The economics of London bus tendering
Following a period of rising costs, competitive tendering was introduced to the London bus industry in 1984. This thesis is an economic analysis of the impact of tendering on London bus services. Chapter 1 states the aims and objectives of the thesis in the context of the economics literature. The chapter is divided into two sections. In section 1 the literature is drawn upon to provide an economic interpretation of the state of the London bus industry prior to the introduction of tendering, and to provide an economic context for the introduction of tendering. In section 2 literature relating to the design of a tendering process is summarised. The focus is on the auction aspect of the tendering process and some important dimensions of contract specification. The impact of tendering on costs is analysed in chapter 2. Three questions are asked: What is the cost structure of the competitive London bus industry. Is there any evidence of strategic bidding behaviour as predicted by the auction theory literature. What level of cost saving can be attributed to tendering. The analysis is based on the full set of bid data from London bus tendering over the period 1985-1993 and is econometric in nature. The results are: there is no statistically significant difference in costs of operation between public and private sector operators under competition; bidding behaviour conforms to some features predicted by theoretical models; the estimated cost saving from tendering is 20%. Chapter 3 evaluates the impact of tendering on the demand for bus travel in London. The relationship between demand and service quality is estimated, gains to tendering are attributed in accordance with the increased service quality due to tendering. A statistically significant relationship between demand and service quality is found. The lowest estimate of revenue gained due to tendering is 9.6 million over the period 1987-1992 in 1992 prices. Chapter 4 estimates the welfare gain due to tendering, defined as the sum of changes in producer and consumer surplus due to tendering. The estimated welfare gain due to tendering is between 90 and 380 million over the period 1987-1992 in 1992 prices. An appendix to this chapter analyses the relationship between welfare and the type of contract upon which tendering is based. It is argued that a cost contract is preferable to a bottom line contract. Chapter 5 is based on an in depth series of interviews with key actors in the London bus industry. The aim here was to find out things that cannot be inferred from the data. Areas discussed include: the extent to which tendering as opposed to other factors led to change in the London bus industry; the source of cost savings; the impact of tendering on Labour; problems associated with tendering. Interviews suggested that: cost savings stemmed from wage reductions and productivity gains; there are some problems with the bidding process; there is a tension between bus planners and some bus company managers.
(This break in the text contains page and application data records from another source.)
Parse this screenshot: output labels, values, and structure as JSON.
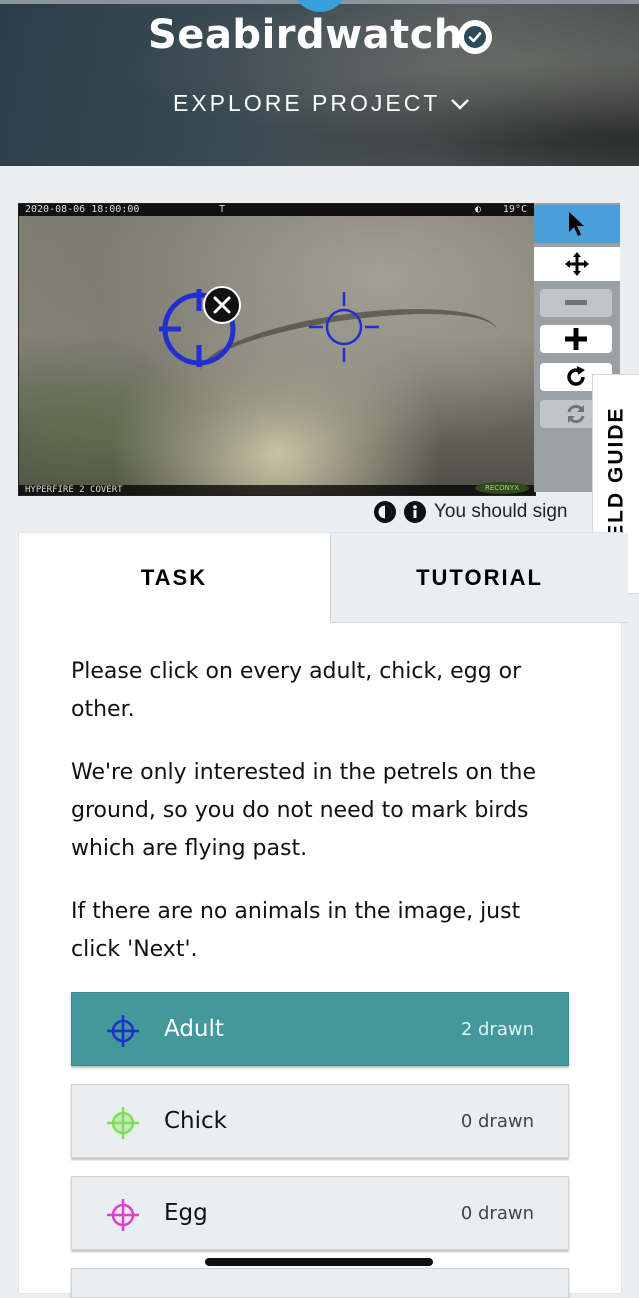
{
  "header": {
    "title": "Seabirdwatch",
    "explore_label": "EXPLORE PROJECT"
  },
  "camera": {
    "timestamp": "2020-08-06 18:00:00",
    "flag": "T",
    "temperature": "19°C",
    "model": "HYPERFIRE 2 COVERT",
    "brand": "RECONYX"
  },
  "toolbar": {
    "tools": [
      "pointer-icon",
      "move-icon",
      "zoom-out-icon",
      "zoom-in-icon",
      "rotate-icon",
      "reset-icon"
    ]
  },
  "field_guide_label": "FIELD GUIDE",
  "meta": {
    "signin_text": "You should sign"
  },
  "tabs": {
    "task": "TASK",
    "tutorial": "TUTORIAL"
  },
  "instructions": {
    "p1": "Please click on every adult, chick, egg or other.",
    "p2": "We're only interested in the petrels on the ground, so you do not need to mark birds which are flying past.",
    "p3": "If there are no animals in the image, just click 'Next'."
  },
  "answers": [
    {
      "label": "Adult",
      "count": "2 drawn",
      "color": "#1f2fd0",
      "selected": true
    },
    {
      "label": "Chick",
      "count": "0 drawn",
      "color": "#7ee05a",
      "selected": false
    },
    {
      "label": "Egg",
      "count": "0 drawn",
      "color": "#e040d0",
      "selected": false
    }
  ],
  "colors": {
    "accent_teal": "#43989b",
    "toolbar_active": "#4a9fdb"
  }
}
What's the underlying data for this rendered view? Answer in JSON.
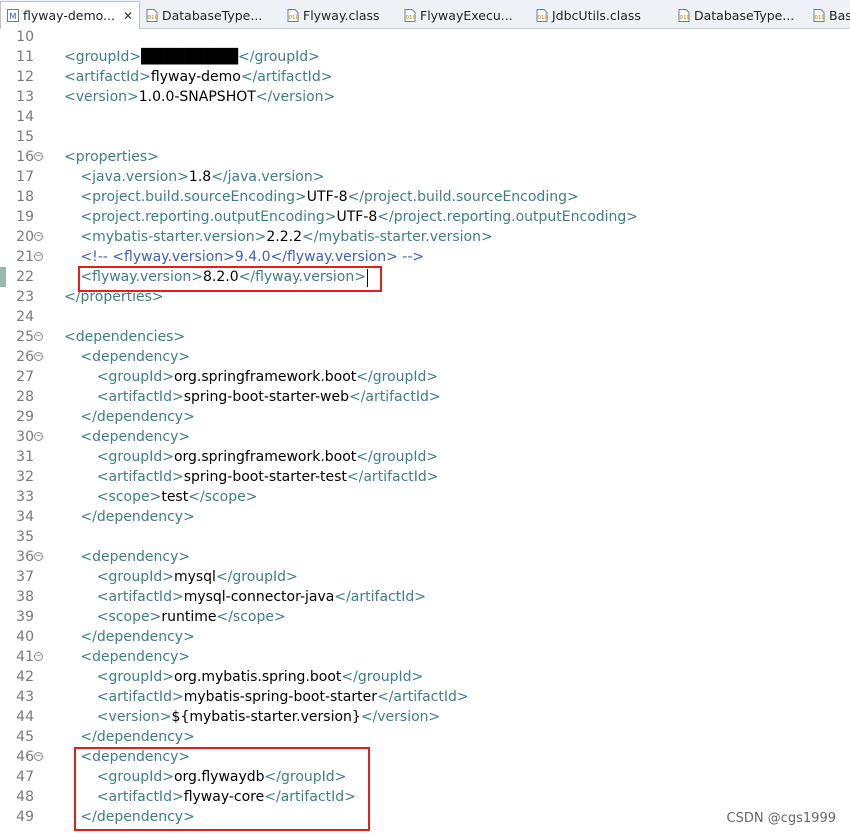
{
  "tabs": [
    {
      "label": "flyway-demo...",
      "icon": "maven-pom-icon",
      "active": true
    },
    {
      "label": "DatabaseType...",
      "icon": "class-file-icon"
    },
    {
      "label": "Flyway.class",
      "icon": "class-file-icon"
    },
    {
      "label": "FlywayExecu...",
      "icon": "class-file-icon"
    },
    {
      "label": "JdbcUtils.class",
      "icon": "class-file-icon"
    },
    {
      "label": "DatabaseType...",
      "icon": "class-file-icon"
    },
    {
      "label": "Base",
      "icon": "class-file-icon"
    }
  ],
  "colors": {
    "tag": "#3f7f7f",
    "text": "#000000",
    "comment": "#3f5fbf",
    "highlight_box": "#e02020"
  },
  "lines": [
    {
      "n": "10",
      "text": ""
    },
    {
      "n": "11",
      "text": "<groupId>█████████</groupId>"
    },
    {
      "n": "12",
      "text": "<artifactId>flyway-demo</artifactId>"
    },
    {
      "n": "13",
      "text": "<version>1.0.0-SNAPSHOT</version>"
    },
    {
      "n": "14",
      "text": ""
    },
    {
      "n": "15",
      "text": ""
    },
    {
      "n": "16",
      "text": "<properties>",
      "fold": true
    },
    {
      "n": "17",
      "text": "  <java.version>1.8</java.version>"
    },
    {
      "n": "18",
      "text": "  <project.build.sourceEncoding>UTF-8</project.build.sourceEncoding>"
    },
    {
      "n": "19",
      "text": "  <project.reporting.outputEncoding>UTF-8</project.reporting.outputEncoding>"
    },
    {
      "n": "20",
      "text": "  <mybatis-starter.version>2.2.2</mybatis-starter.version>",
      "fold": true
    },
    {
      "n": "21",
      "text": "  <!-- <flyway.version>9.4.0</flyway.version> -->",
      "fold": true,
      "comment": true
    },
    {
      "n": "22",
      "text": "  <flyway.version>8.2.0</flyway.version>",
      "marked": true
    },
    {
      "n": "23",
      "text": "</properties>"
    },
    {
      "n": "24",
      "text": ""
    },
    {
      "n": "25",
      "text": "<dependencies>",
      "fold": true
    },
    {
      "n": "26",
      "text": "  <dependency>",
      "fold": true
    },
    {
      "n": "27",
      "text": "    <groupId>org.springframework.boot</groupId>"
    },
    {
      "n": "28",
      "text": "    <artifactId>spring-boot-starter-web</artifactId>"
    },
    {
      "n": "29",
      "text": "  </dependency>"
    },
    {
      "n": "30",
      "text": "  <dependency>",
      "fold": true
    },
    {
      "n": "31",
      "text": "    <groupId>org.springframework.boot</groupId>"
    },
    {
      "n": "32",
      "text": "    <artifactId>spring-boot-starter-test</artifactId>"
    },
    {
      "n": "33",
      "text": "    <scope>test</scope>"
    },
    {
      "n": "34",
      "text": "  </dependency>"
    },
    {
      "n": "35",
      "text": ""
    },
    {
      "n": "36",
      "text": "  <dependency>",
      "fold": true
    },
    {
      "n": "37",
      "text": "    <groupId>mysql</groupId>"
    },
    {
      "n": "38",
      "text": "    <artifactId>mysql-connector-java</artifactId>"
    },
    {
      "n": "39",
      "text": "    <scope>runtime</scope>"
    },
    {
      "n": "40",
      "text": "  </dependency>"
    },
    {
      "n": "41",
      "text": "  <dependency>",
      "fold": true
    },
    {
      "n": "42",
      "text": "    <groupId>org.mybatis.spring.boot</groupId>"
    },
    {
      "n": "43",
      "text": "    <artifactId>mybatis-spring-boot-starter</artifactId>"
    },
    {
      "n": "44",
      "text": "    <version>${mybatis-starter.version}</version>"
    },
    {
      "n": "45",
      "text": "  </dependency>"
    },
    {
      "n": "46",
      "text": "  <dependency>",
      "fold": true
    },
    {
      "n": "47",
      "text": "    <groupId>org.flywaydb</groupId>"
    },
    {
      "n": "48",
      "text": "    <artifactId>flyway-core</artifactId>"
    },
    {
      "n": "49",
      "text": "  </dependency>"
    }
  ],
  "watermark": "CSDN @cgs1999"
}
In certain cases the tendering authority offered contract for tender in bundles. Chapter 6 analyses this policy from theoretical and empirical perspectives and asks was it optimal for the tendering authority. It is concluded that the policy should not be used by London Transport. Finally, in chapter 7, an overall assessment of the tendering process is presented. The focus is on results and policy implications for bus tendering in London and competitive tendering in general.